Nothing has stood between me and the Bombers. Time and distance have tried, but failed, to dampen my love for the red and black. Along with family, the Essendon Football Club have been the one constant in my life, a life that has taken many unexpected turns and delivered me to some equally unexpected places.
Which is why yesterday’s news concerning the alleged misuse of certain supplements by the club has left me feeling sick to the stomach. The hastily arranged press conference did nothing to alleviate my sinking feeling.
James Hird, as courageous as ever, faced the media, one hopes with honesty, but the coolness he exuded under pressure as a player was missing. He, along with club chairman David Evans and CEO Ian Robson, were obviously rattled by the enormity of the situation.
They claimed to have known nothing of the situation until 48 hours ago and were adamant that they had called in the AFL and ASADA to prove their integrity, to show the football world that they had done nothing wrong.
It stank of an attempt to try and head off the inevitable landslide of negative publicity, to appear pro-active when every man and his dog could see that the horse had already bolted.
They were far from convincing.
To claim that they knew nothing of the situation until 48 hours ago is stretching belief. Having covered cycling for many years, doping scandals are nothing new to me. The first response almost without exception is denial.
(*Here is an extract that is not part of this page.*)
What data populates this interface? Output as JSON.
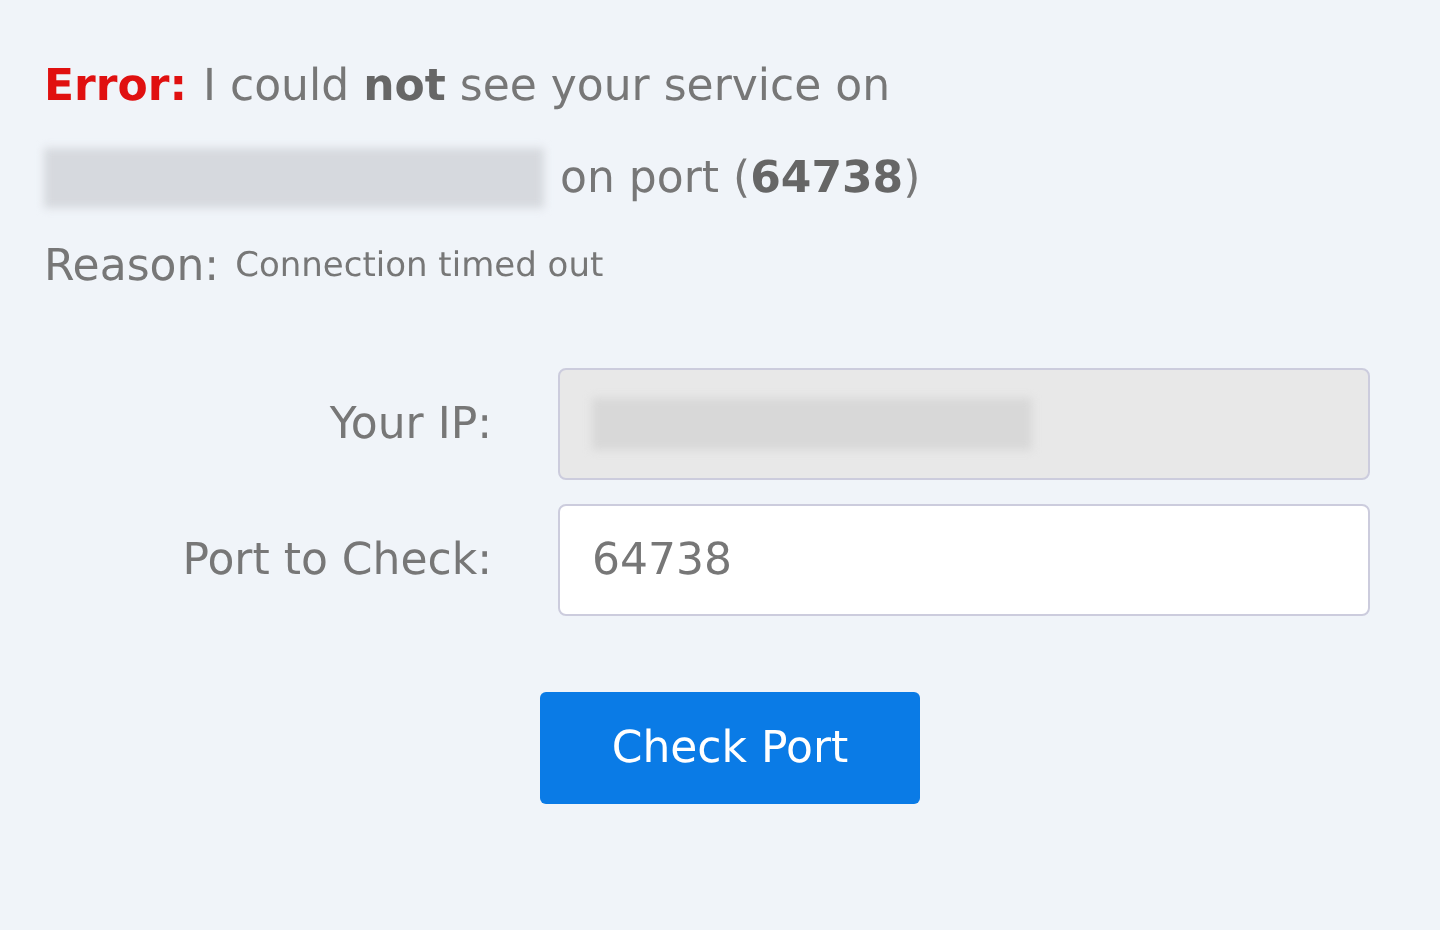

That Essendon are denying knowledge of this is not a good look.
The allegations surround players being asked to sign a waiver before partaking in a program of ‘supplements’ that were apparently ‘on the edge’ of what is acceptable and what is not.
The waiver was presented by former head of sports science, Stephen Dank (dubiously known as ‘The Pharmacist’), who was later sacked.
It is believed that the players were injected with ‘peptides’ which promote muscle growth, similar to human growth hormone, but it must be said that there is also an inert version of the supplement that is legal for athletes to take.
Do the Essendon hierarchy really expect us to believe that they were oblivious to their players signing a waiver and that they were unaware of the properties of the ‘supplement’ being used? Sports journalist Damien Barrett knew about it weeks ago, although most of his information seems to have come from disgruntled former player Kyle Reimers.
That Dank was sacked, and high performance manager Dean ‘The Weapon’ Robinson demoted before this whole affair became public infers that more was known by the hierarchy than they are letting on.
We don’t know all the details yet, but we do know that the Essendon Football Club are scrambling to keep their reputation intact.
The sad thing is, that once again, investigations by the media have provided the catalyst for further inquiry.
Would the Essendon Football Club have gone to the AFL and ASADA had Damien Barrett and others not gone digging for a story?
The inaction from within the sport to monitor these issues is bordering on negligence. It is something that those of us who report on pro-cycling are well used to, and it is sad to see that the same odour that has drifted around pro-cycling for so many years, now hangs over such a proud and strong competition as the AFL.